Copy out each line of the listing below that contains the word "Region".

Start of Given data

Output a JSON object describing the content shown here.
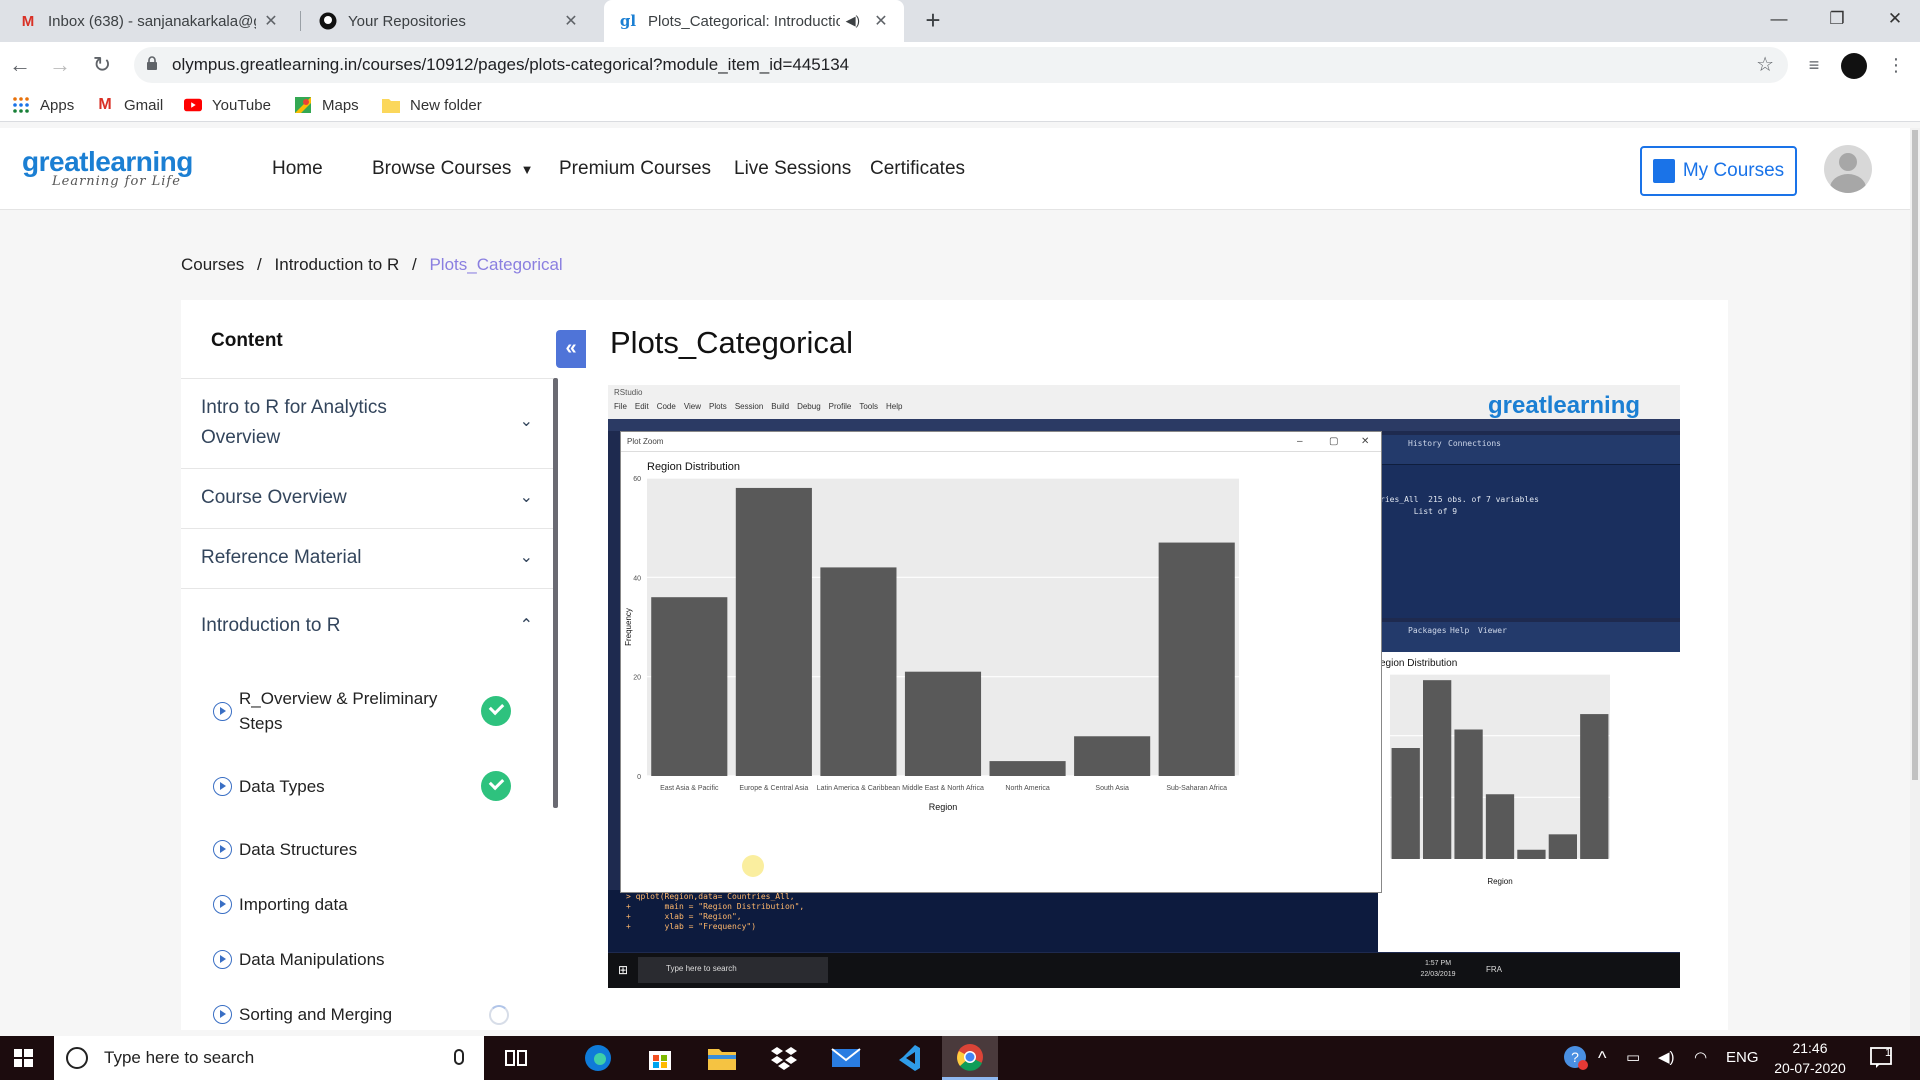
{
  "browser": {
    "tabs": [
      {
        "title": "Inbox (638) - sanjanakarkala@gmail.com",
        "icon": "gmail-icon"
      },
      {
        "title": "Your Repositories",
        "icon": "github-icon"
      },
      {
        "title": "Plots_Categorical: Introduction to R",
        "icon": "greatlearning-icon"
      }
    ],
    "url": "olympus.greatlearning.in/courses/10912/pages/plots-categorical?module_item_id=445134",
    "bookmarks": [
      "Apps",
      "Gmail",
      "YouTube",
      "Maps",
      "New folder"
    ]
  },
  "site": {
    "logo_main": "greatlearning",
    "logo_tagline": "Learning for Life",
    "nav": [
      "Home",
      "Browse Courses",
      "Premium Courses",
      "Live Sessions",
      "Certificates"
    ],
    "my_courses": "My Courses"
  },
  "breadcrumb": [
    "Courses",
    "Introduction to R",
    "Plots_Categorical"
  ],
  "sidebar": {
    "title": "Content",
    "sections": [
      {
        "label": "Intro to R for Analytics Overview",
        "expanded": false
      },
      {
        "label": "Course Overview",
        "expanded": false
      },
      {
        "label": "Reference Material",
        "expanded": false
      },
      {
        "label": "Introduction to R",
        "expanded": true
      }
    ],
    "lessons": [
      {
        "label": "R_Overview & Preliminary Steps",
        "status": "complete"
      },
      {
        "label": "Data Types",
        "status": "complete"
      },
      {
        "label": "Data Structures",
        "status": "none"
      },
      {
        "label": "Importing data",
        "status": "none"
      },
      {
        "label": "Data Manipulations",
        "status": "none"
      },
      {
        "label": "Sorting and Merging",
        "status": "in-progress"
      }
    ]
  },
  "page_title": "Plots_Categorical",
  "embedded_screenshot": {
    "rstudio_title": "RStudio",
    "menu": [
      "File",
      "Edit",
      "Code",
      "View",
      "Plots",
      "Session",
      "Build",
      "Debug",
      "Profile",
      "Tools",
      "Help"
    ],
    "watermark": "greatlearning",
    "plot_zoom_title": "Plot Zoom",
    "env_lines": [
      "ries_All  215 obs. of 7 variables",
      "       List of 9"
    ],
    "pane_tabs_top": [
      "History",
      "Connections"
    ],
    "pane_tabs_bottom": [
      "Packages",
      "Help",
      "Viewer"
    ],
    "console_lines": [
      "> qplot(Region,data= Countries_All,",
      "+       main = \"Region Distribution\",",
      "+       xlab = \"Region\",",
      "+       ylab = \"Frequency\")"
    ],
    "taskbar_search": "Type here to search",
    "taskbar_time": "1:57 PM",
    "taskbar_date": "22/03/2019",
    "taskbar_lang": "FRA",
    "mini_title": "egion Distribution",
    "mini_xlabel": "Region"
  },
  "chart_data": {
    "type": "bar",
    "title": "Region Distribution",
    "xlabel": "Region",
    "ylabel": "Frequency",
    "categories": [
      "East Asia & Pacific",
      "Europe & Central Asia",
      "Latin America & Caribbean",
      "Middle East & North Africa",
      "North America",
      "South Asia",
      "Sub-Saharan Africa"
    ],
    "values": [
      36,
      58,
      42,
      21,
      3,
      8,
      47
    ],
    "ylim": [
      0,
      60
    ],
    "yticks": [
      0,
      20,
      40,
      60
    ],
    "grid": true,
    "bar_color": "#595959",
    "panel_color": "#ebebeb"
  },
  "windows": {
    "search_placeholder": "Type here to search",
    "lang": "ENG",
    "time": "21:46",
    "date": "20-07-2020",
    "notifications": "1"
  }
}
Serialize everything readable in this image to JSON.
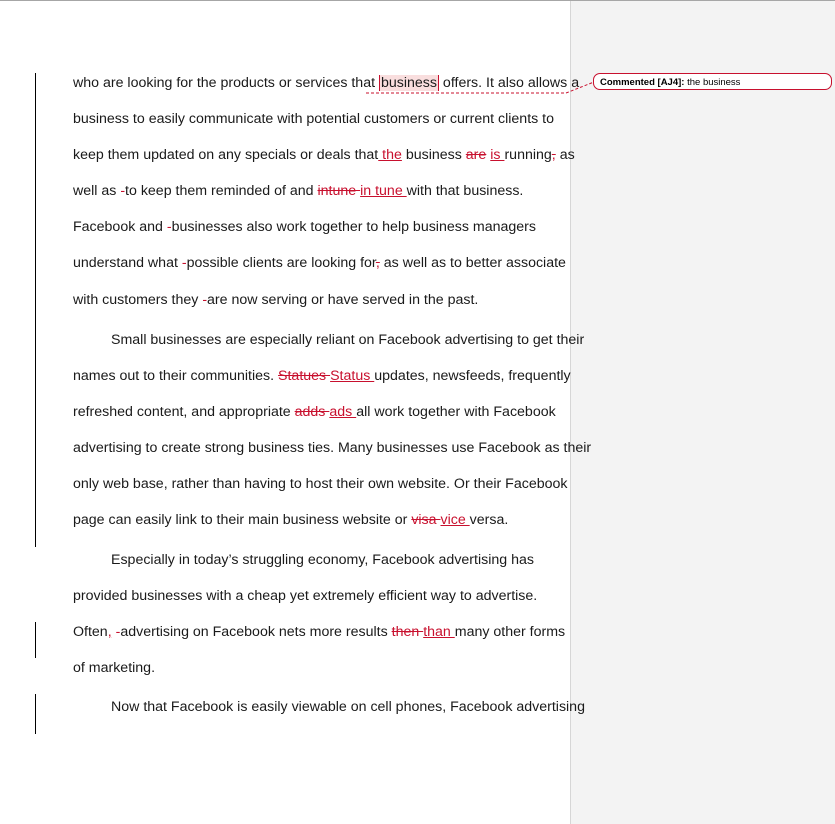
{
  "comment": {
    "author_tag": "Commented [AJ4]:",
    "text": " the business"
  },
  "lines": [
    {
      "segments": [
        {
          "t": "who are looking for the products or services that ",
          "c": "n"
        },
        {
          "t": "business",
          "c": "anchor"
        },
        {
          "t": " offers. It also allows a",
          "c": "n"
        }
      ]
    },
    {
      "segments": [
        {
          "t": "business to easily communicate with potential customers or current clients to",
          "c": "n"
        }
      ]
    },
    {
      "segments": [
        {
          "t": "keep them updated on any specials or deals that",
          "c": "n"
        },
        {
          "t": " the",
          "c": "ins"
        },
        {
          "t": " business ",
          "c": "n"
        },
        {
          "t": "are",
          "c": "del"
        },
        {
          "t": " ",
          "c": "n"
        },
        {
          "t": "is ",
          "c": "ins"
        },
        {
          "t": "running",
          "c": "n"
        },
        {
          "t": ",",
          "c": "del"
        },
        {
          "t": " as",
          "c": "n"
        }
      ]
    },
    {
      "segments": [
        {
          "t": "well as ",
          "c": "n"
        },
        {
          "t": "-",
          "c": "mark"
        },
        {
          "t": "to keep them reminded of and ",
          "c": "n"
        },
        {
          "t": "intune ",
          "c": "del"
        },
        {
          "t": "in tune ",
          "c": "ins"
        },
        {
          "t": "with that business.",
          "c": "n"
        }
      ]
    },
    {
      "segments": [
        {
          "t": "Facebook and ",
          "c": "n"
        },
        {
          "t": "-",
          "c": "mark"
        },
        {
          "t": "businesses also work together to help business managers",
          "c": "n"
        }
      ]
    },
    {
      "segments": [
        {
          "t": "understand what ",
          "c": "n"
        },
        {
          "t": "-",
          "c": "mark"
        },
        {
          "t": "possible clients are looking for",
          "c": "n"
        },
        {
          "t": ",",
          "c": "del"
        },
        {
          "t": " as well as to better associate",
          "c": "n"
        }
      ]
    },
    {
      "segments": [
        {
          "t": "with customers they ",
          "c": "n"
        },
        {
          "t": "-",
          "c": "mark"
        },
        {
          "t": "are now serving or have served in the past.",
          "c": "n"
        }
      ]
    },
    {
      "segments": [
        {
          "t": "Small businesses are especially reliant on Facebook advertising to get their",
          "c": "n"
        }
      ]
    },
    {
      "segments": [
        {
          "t": "names out to their communities. ",
          "c": "n"
        },
        {
          "t": "Statues ",
          "c": "del"
        },
        {
          "t": "Status ",
          "c": "ins"
        },
        {
          "t": "updates, newsfeeds, frequently",
          "c": "n"
        }
      ]
    },
    {
      "segments": [
        {
          "t": "refreshed content, and appropriate ",
          "c": "n"
        },
        {
          "t": "adds ",
          "c": "del"
        },
        {
          "t": "ads ",
          "c": "ins"
        },
        {
          "t": "all work together with Facebook",
          "c": "n"
        }
      ]
    },
    {
      "segments": [
        {
          "t": "advertising to create strong business ties. Many businesses use Facebook as their",
          "c": "n"
        }
      ]
    },
    {
      "segments": [
        {
          "t": "only web base, rather than having to host their own website. Or their Facebook",
          "c": "n"
        }
      ]
    },
    {
      "segments": [
        {
          "t": "page can easily link to their main business website or ",
          "c": "n"
        },
        {
          "t": "visa ",
          "c": "del"
        },
        {
          "t": "vice ",
          "c": "ins"
        },
        {
          "t": "versa.",
          "c": "n"
        }
      ]
    },
    {
      "segments": [
        {
          "t": "Especially in today’s struggling economy, Facebook advertising has",
          "c": "n"
        }
      ]
    },
    {
      "segments": [
        {
          "t": "provided businesses with a cheap yet extremely efficient way to advertise.",
          "c": "n"
        }
      ]
    },
    {
      "segments": [
        {
          "t": "Often",
          "c": "n"
        },
        {
          "t": ",",
          "c": "ins"
        },
        {
          "t": " ",
          "c": "n"
        },
        {
          "t": "-",
          "c": "mark"
        },
        {
          "t": "advertising on Facebook nets more results ",
          "c": "n"
        },
        {
          "t": "then ",
          "c": "del"
        },
        {
          "t": "than ",
          "c": "ins"
        },
        {
          "t": "many other forms",
          "c": "n"
        }
      ]
    },
    {
      "segments": [
        {
          "t": "of marketing.",
          "c": "n"
        }
      ]
    },
    {
      "segments": [
        {
          "t": "Now that Facebook is easily viewable on cell phones, Facebook advertising",
          "c": "n"
        }
      ]
    }
  ]
}
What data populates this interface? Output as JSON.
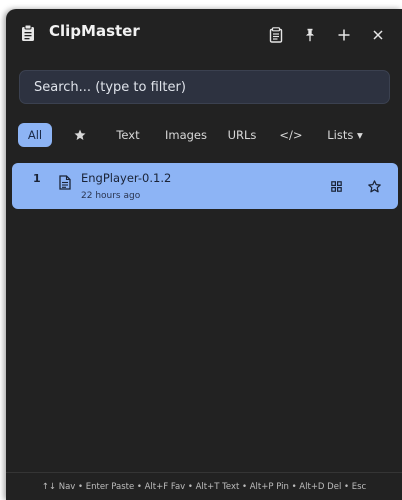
{
  "app": {
    "title": "ClipMaster",
    "icon": "clipboard-icon"
  },
  "titlebar": {
    "buttons": [
      {
        "name": "notes-icon"
      },
      {
        "name": "pin-icon"
      },
      {
        "name": "plus-icon"
      },
      {
        "name": "close-icon"
      }
    ]
  },
  "search": {
    "placeholder": "Search... (type to filter)",
    "value": ""
  },
  "filters": {
    "all": "All",
    "favorites_icon": "star-icon",
    "text": "Text",
    "images": "Images",
    "urls": "URLs",
    "code": "</>",
    "lists": "Lists ▾",
    "active": "All"
  },
  "items": [
    {
      "index": "1",
      "type_icon": "document-icon",
      "title": "EngPlayer-0.1.2",
      "time": "22 hours ago",
      "selected": true
    }
  ],
  "footer": {
    "hint": "↑↓ Nav • Enter Paste • Alt+F Fav • Alt+T Text • Alt+P Pin • Alt+D Del • Esc"
  },
  "colors": {
    "window_bg": "#222222",
    "accent": "#8db4f5",
    "search_bg": "#2d3240"
  }
}
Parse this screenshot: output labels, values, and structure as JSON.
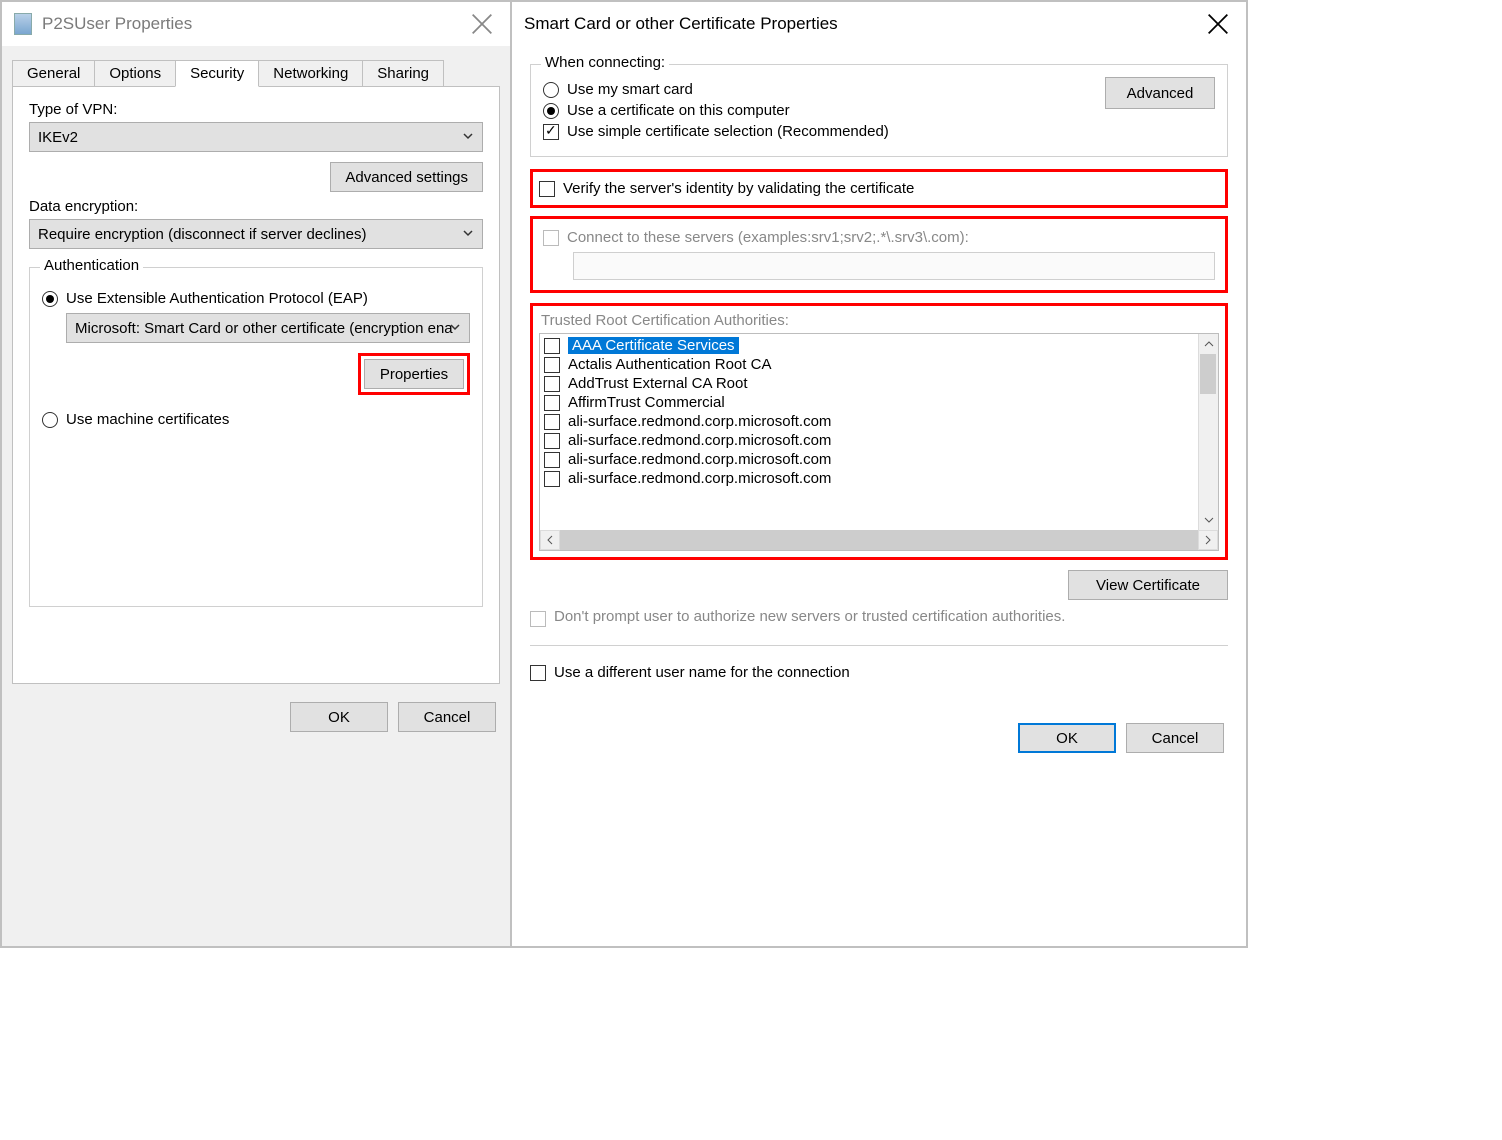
{
  "left": {
    "title": "P2SUser Properties",
    "tabs": [
      "General",
      "Options",
      "Security",
      "Networking",
      "Sharing"
    ],
    "activeTab": 2,
    "vpnTypeLabel": "Type of VPN:",
    "vpnType": "IKEv2",
    "advSettings": "Advanced settings",
    "encLabel": "Data encryption:",
    "enc": "Require encryption (disconnect if server declines)",
    "authLegend": "Authentication",
    "eapRadio": "Use Extensible Authentication Protocol (EAP)",
    "eapSelect": "Microsoft: Smart Card or other certificate (encryption ena",
    "propertiesBtn": "Properties",
    "machineRadio": "Use machine certificates",
    "ok": "OK",
    "cancel": "Cancel"
  },
  "right": {
    "title": "Smart Card or other Certificate Properties",
    "connLegend": "When connecting:",
    "useSmartCard": "Use my smart card",
    "useCert": "Use a certificate on this computer",
    "simpleSel": "Use simple certificate selection (Recommended)",
    "advancedBtn": "Advanced",
    "verifyServer": "Verify the server's identity by validating the certificate",
    "connectServers": "Connect to these servers (examples:srv1;srv2;.*\\.srv3\\.com):",
    "trustedLabel": "Trusted Root Certification Authorities:",
    "cas": [
      "AAA Certificate Services",
      "Actalis Authentication Root CA",
      "AddTrust External CA Root",
      "AffirmTrust Commercial",
      "ali-surface.redmond.corp.microsoft.com",
      "ali-surface.redmond.corp.microsoft.com",
      "ali-surface.redmond.corp.microsoft.com",
      "ali-surface.redmond.corp.microsoft.com"
    ],
    "viewCert": "View Certificate",
    "dontPrompt": "Don't prompt user to authorize new servers or trusted certification authorities.",
    "diffUser": "Use a different user name for the connection",
    "ok": "OK",
    "cancel": "Cancel"
  }
}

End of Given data

Result for this exercise =>
      "> qplot(Region,data= Countries_All,",
      "+       main = \"Region Distribution\",",
      "+       xlab = \"Region\",",
    "mini_xlabel": "Region"
    "title": "Region Distribution",
    "xlabel": "Region",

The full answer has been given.